Shirley Tillotson (Dalhousie University) presents Give and Take: The Citizen-Taxpayer and the Rise of Canadian Democracy (University of British Columbia Press Nov. 15, 2017) at McGill today as part of its Spiegel Sohmer Tax Policy Colloquium Series convened by Allison Christians:
Can a book about tax history be a page-turner? You wouldn’t think so. But Give and Take is full of surprises. A Canadian millionaire who embraced the new federal income tax in 1917. A socialist hero, J.S. Woodsworth, who deplored the burden of big government. Most surprising of all, Give and Take reveals that taxes deliver something more than armies and schools. They build democracy.
Tillotson launches her story with the 1917 war income tax, takes us through the tumultuous tax fights of the interwar years, proceeds to the remaking of income taxation in the 1940s and onwards, and finishes by offering a fresh angle on the fierce conflicts surrounding tax reform in the 1960s.
Taxes show us the power of the state, and Canadians often resisted that power, disproving the myth that we have all been good loyalists. But Give and Take is neither a simple tale of tax rebels nor a tirade against the taxman. Canadians also made real contributions to democracy when they taxed wisely and paid willingly.

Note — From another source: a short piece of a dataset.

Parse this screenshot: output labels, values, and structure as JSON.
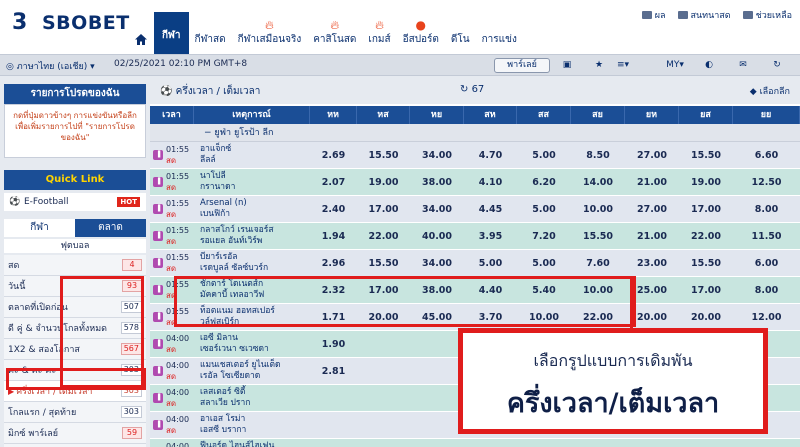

When citizens confront taxation, it is a sign of a vigorously democratic political life. Our unruly tax history should be better known, and perhaps even celebrated.
This book will appeal to those interested in Canadian history and the evolution of our political institutions and cultures, including students and scholars of political science, public policy, taxation, social movements, and governance.